In summary, a cropped sensor is forced to use a wider angle lens to produce the same angle of view as a larger sensored camera; and, this can degrade quality. Smaller sensors also enlarge the center region of the lens more, so its resolution limit is likely to be more apparent with lower quality lenses. Larger sensors have larger pixels (although this is not always the case), which give them the potential to produce lower image noise and have a higher dynamic range (of colors & light); ie, more data is captured & saved (especially in RAW format). Dynamic range is essentially the number of tones which a sensor can capture, to define texture, edges, and sharpness… to make the subject discernible from background. Since larger pixels have a greater volume (ie. the bigger bucket or larger vehicle) they have a higher dynamic range. Further, larger pixels receive a greater flux of light & color photons during a given exposure time (at the same f-stop), so their light signal is much stronger (thus less noise) in lower lighted situations.
Which brings us back to megapixels. The sensor with the higher pixel count will produce a cleaner looking final print. This is because the noise gets enlarged less for the higher pixel count sensor (for a given print size), therefore this noise has a higher frequency and thus appears finer grained. The resolution of a digital sensor is determined by the number of megapixels, not the overall size of the sensor. Squeezing 10 megapixels onto an 7.18×5.27mm sensor chip (a phone camera), does indeed provide 10-MP resolution, but the noise will be much higher than, for example, the Canon 300D (Rebel) a 6-MP dSLR with a 22.7×15.1 mm sensor, which even noiser than the 7D (1.6 crop sensor), which is noiser then the full frame cameras.
Noise in a digital image is manifested as speckles all over, but especially DARK AREAS. This is particularly enhanced and worse at higher ISO settings, an understandable phenomenon when you consider that higher ISOs are achieved simply by increasing the amplification of the sensor to the light signals. It is the same as turning up the volume on a radio for a distant station that is already not clearly coming through as good as it should (or could).
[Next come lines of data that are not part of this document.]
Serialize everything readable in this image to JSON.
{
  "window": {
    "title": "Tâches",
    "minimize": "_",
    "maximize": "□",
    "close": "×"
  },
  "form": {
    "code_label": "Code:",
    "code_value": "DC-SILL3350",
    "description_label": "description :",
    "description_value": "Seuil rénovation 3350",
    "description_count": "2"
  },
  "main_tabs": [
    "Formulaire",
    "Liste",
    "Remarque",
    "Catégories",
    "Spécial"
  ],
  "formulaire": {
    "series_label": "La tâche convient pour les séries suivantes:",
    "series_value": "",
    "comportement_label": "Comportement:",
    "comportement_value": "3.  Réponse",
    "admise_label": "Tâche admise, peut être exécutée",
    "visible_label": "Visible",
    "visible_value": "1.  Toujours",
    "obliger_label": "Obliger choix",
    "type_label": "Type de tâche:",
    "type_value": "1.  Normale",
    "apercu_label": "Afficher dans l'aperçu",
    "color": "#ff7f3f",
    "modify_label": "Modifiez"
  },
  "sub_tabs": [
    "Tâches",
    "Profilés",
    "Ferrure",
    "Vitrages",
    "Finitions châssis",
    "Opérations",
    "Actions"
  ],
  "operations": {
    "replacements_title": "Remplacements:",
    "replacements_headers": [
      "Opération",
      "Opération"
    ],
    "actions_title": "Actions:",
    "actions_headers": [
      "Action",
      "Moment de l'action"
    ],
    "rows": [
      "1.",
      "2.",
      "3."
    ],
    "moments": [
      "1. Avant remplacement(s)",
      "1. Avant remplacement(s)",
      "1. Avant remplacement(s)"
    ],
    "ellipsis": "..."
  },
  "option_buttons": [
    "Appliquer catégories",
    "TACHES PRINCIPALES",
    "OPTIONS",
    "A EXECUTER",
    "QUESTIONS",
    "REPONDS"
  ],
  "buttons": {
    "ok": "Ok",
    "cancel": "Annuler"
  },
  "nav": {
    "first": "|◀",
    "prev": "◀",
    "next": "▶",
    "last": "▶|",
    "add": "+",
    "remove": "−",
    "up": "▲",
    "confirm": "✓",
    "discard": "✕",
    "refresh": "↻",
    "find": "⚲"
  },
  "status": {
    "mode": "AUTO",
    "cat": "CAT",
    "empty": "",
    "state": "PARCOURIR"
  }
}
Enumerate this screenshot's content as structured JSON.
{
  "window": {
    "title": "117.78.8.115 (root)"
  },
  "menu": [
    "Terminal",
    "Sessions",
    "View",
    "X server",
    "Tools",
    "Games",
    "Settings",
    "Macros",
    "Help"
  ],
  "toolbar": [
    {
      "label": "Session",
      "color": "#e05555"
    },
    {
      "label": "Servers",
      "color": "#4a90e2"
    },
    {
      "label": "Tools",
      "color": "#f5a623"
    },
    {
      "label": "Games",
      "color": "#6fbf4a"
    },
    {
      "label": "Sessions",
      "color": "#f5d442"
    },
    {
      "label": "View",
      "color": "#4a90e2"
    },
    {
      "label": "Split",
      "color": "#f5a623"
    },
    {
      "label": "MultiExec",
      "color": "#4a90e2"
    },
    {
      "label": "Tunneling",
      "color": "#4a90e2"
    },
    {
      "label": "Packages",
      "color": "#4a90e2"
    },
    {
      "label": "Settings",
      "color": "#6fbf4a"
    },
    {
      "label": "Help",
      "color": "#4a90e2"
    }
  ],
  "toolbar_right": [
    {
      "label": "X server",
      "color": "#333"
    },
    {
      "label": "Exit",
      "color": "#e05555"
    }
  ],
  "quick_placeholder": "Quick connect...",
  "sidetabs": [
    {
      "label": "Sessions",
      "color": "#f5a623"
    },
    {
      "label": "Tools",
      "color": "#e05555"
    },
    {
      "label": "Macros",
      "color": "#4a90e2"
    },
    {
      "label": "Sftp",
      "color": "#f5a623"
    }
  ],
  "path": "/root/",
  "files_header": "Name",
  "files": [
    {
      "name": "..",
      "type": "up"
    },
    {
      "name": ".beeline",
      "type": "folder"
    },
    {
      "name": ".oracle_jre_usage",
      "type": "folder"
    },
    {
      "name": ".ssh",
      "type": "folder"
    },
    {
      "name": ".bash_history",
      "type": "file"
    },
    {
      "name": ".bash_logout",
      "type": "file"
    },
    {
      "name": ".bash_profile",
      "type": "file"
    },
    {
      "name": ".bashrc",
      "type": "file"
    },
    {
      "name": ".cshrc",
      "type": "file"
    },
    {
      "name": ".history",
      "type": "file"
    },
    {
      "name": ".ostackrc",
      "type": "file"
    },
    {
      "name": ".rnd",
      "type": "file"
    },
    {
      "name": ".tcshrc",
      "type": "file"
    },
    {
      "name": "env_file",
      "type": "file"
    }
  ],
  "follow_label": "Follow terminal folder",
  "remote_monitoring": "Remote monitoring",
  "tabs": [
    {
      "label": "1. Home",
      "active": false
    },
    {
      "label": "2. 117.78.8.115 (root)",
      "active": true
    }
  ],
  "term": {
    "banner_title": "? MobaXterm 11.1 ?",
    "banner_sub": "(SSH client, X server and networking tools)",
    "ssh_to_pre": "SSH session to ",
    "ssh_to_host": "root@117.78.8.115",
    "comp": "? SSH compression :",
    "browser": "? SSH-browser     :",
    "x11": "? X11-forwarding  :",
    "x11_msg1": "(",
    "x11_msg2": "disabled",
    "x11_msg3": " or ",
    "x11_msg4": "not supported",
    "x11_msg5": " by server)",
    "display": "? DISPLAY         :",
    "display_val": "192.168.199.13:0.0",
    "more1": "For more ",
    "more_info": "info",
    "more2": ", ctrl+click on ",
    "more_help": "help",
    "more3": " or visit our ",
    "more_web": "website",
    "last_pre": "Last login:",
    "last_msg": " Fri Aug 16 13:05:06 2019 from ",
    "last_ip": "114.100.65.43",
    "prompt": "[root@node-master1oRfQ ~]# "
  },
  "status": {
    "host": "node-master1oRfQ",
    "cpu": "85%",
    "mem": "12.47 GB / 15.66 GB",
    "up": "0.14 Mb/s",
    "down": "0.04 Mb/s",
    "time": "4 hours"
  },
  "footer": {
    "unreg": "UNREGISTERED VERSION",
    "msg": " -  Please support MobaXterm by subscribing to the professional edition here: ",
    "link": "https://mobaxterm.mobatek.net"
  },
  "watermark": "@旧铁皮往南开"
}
I hope this helps… (and isn’t too boring).
(Yes, other than the 1.6, 4:3, and full frame sensors, I had to research the other sensor sizes… because I honestly didn’t know their dimensions, only that they are a whole lot smaller, and don’t allow big enlargements or crops).